The software-defined wide area networking (SD-WAN) market, like others in the technology space, is undergoing a period of consolidation, as vendors hurry to offer the technology to customers and the largest firms snap up everyone else. Cisco acquired Viptela in early August, and VMware bought market revenue leader VeloCloud this month.

These acquisitions turn the SD-WAN market into a “two horse race,” says IHS Markit senior research director Cliff Grossner, “and we could see even more consolidation as vendors set out to add SD‑WAN to their capability sets, especially since the technology is key to supporting connectivity in the multi-clouds that enterprises are building.”

SD-WAN is a way for enterprises to deploy WAN connections without rolling out new physical infrastructure, by moving more of the network control into the cloud. The technology has a significant advantage over legacy WAN systems in its flexibility, security and lack of reliance on fixed circuits or proprietary hardware. Because connectivity is controlled through the cloud, customers can also scale up bandwidth at peak times on-demand.

Today, the SD-WAN market is only worth about $140 million worldwide, according to IHS’ figures.
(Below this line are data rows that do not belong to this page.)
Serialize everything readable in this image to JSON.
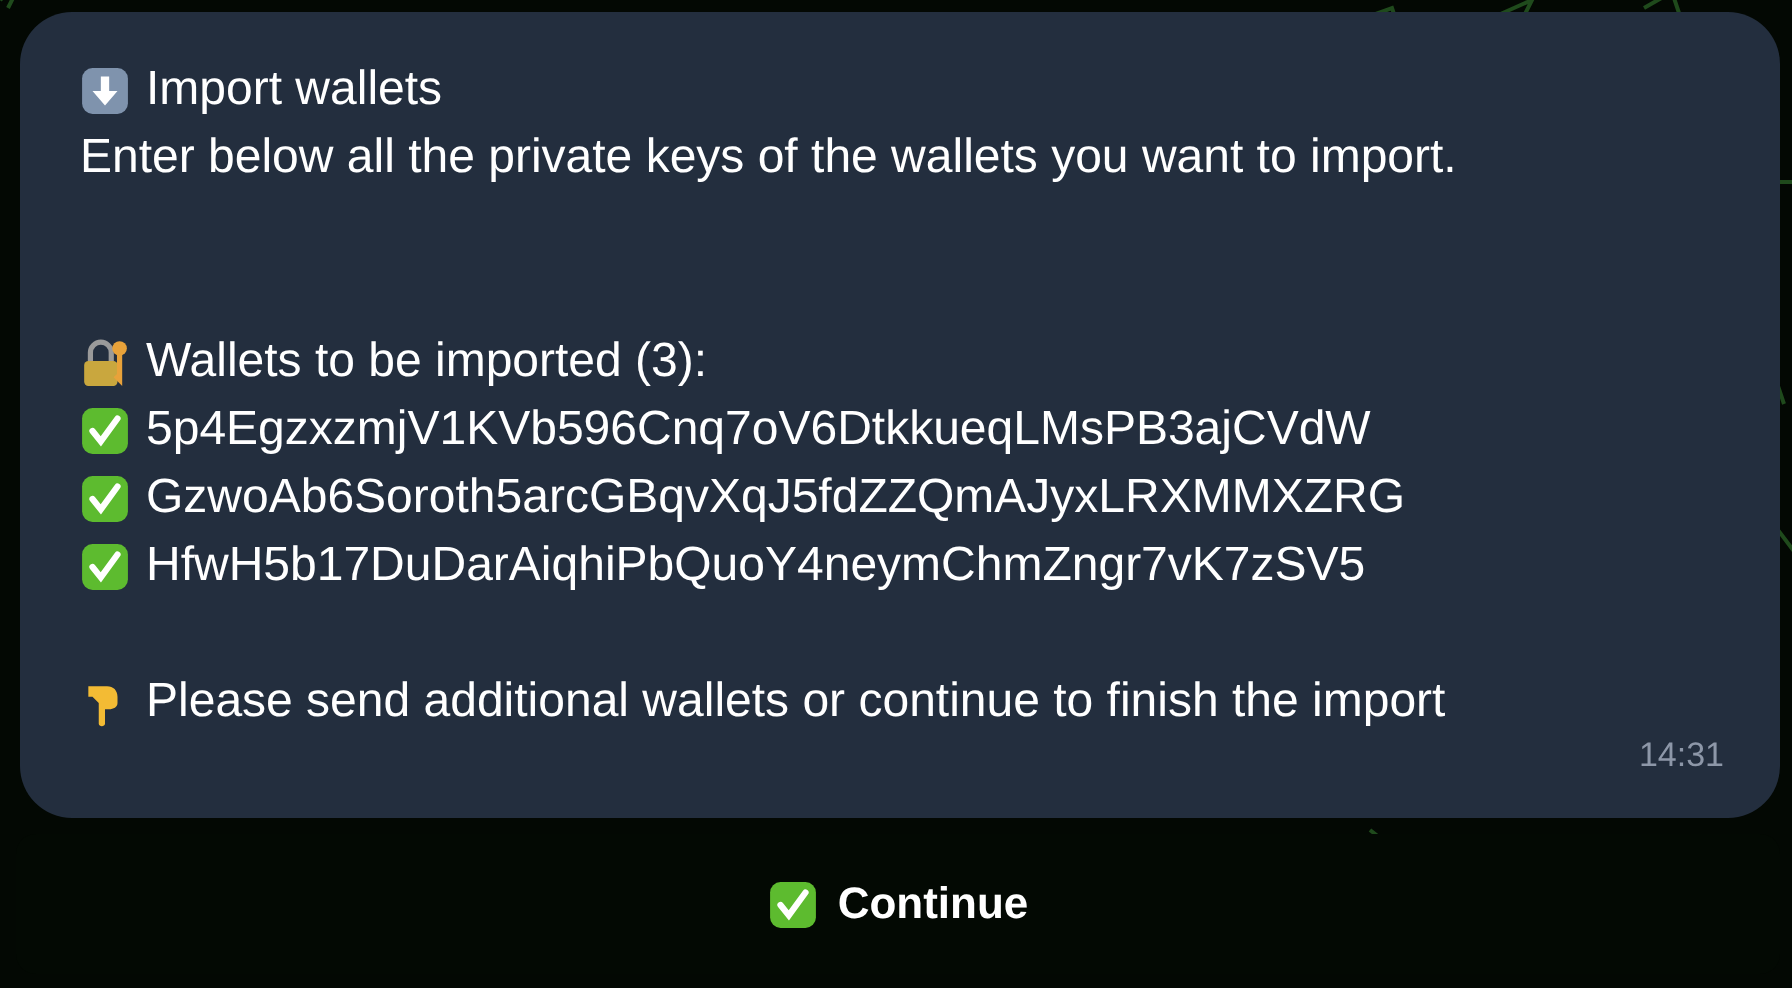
{
  "message": {
    "title": "Import wallets",
    "description": "Enter below all the private keys of the wallets you want to import.",
    "wallets_header": "Wallets to be imported (3):",
    "wallets": [
      {
        "key": "5p4EgzxzmjV1KVb596Cnq7oV6DtkkueqLMsPB3ajCVdW"
      },
      {
        "key": "GzwoAb6Soroth5arcGBqvXqJ5fdZZQmAJyxLRXMMXZRG"
      },
      {
        "key": "HfwH5b17DuDarAiqhiPbQuoY4neymChmZngr7vK7zSV5"
      }
    ],
    "hint": "Please send additional wallets or continue to finish the import",
    "time": "14:31"
  },
  "buttons": [
    {
      "label": "Continue"
    }
  ]
}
However, global revenue is expected to reach $3.3 billion by 2021, as service providers work with vendors to deploy overlay solutions, and as virtual network function-based solutions are more closely integrated with carrier operations support systems.

Grossner said, “Currently, the majority of SD-WAN revenue is from appliances, with early deployments focused on rolling out devices at branch offices. Moving forward, we expect a larger portion of SD-WAN revenue to come from control and management software as users increasingly adopt application visibility and analytics services.”

Cisco is the current leader based on in-use SDN revenue share; followed by Arista, White Box, VMware and HPE.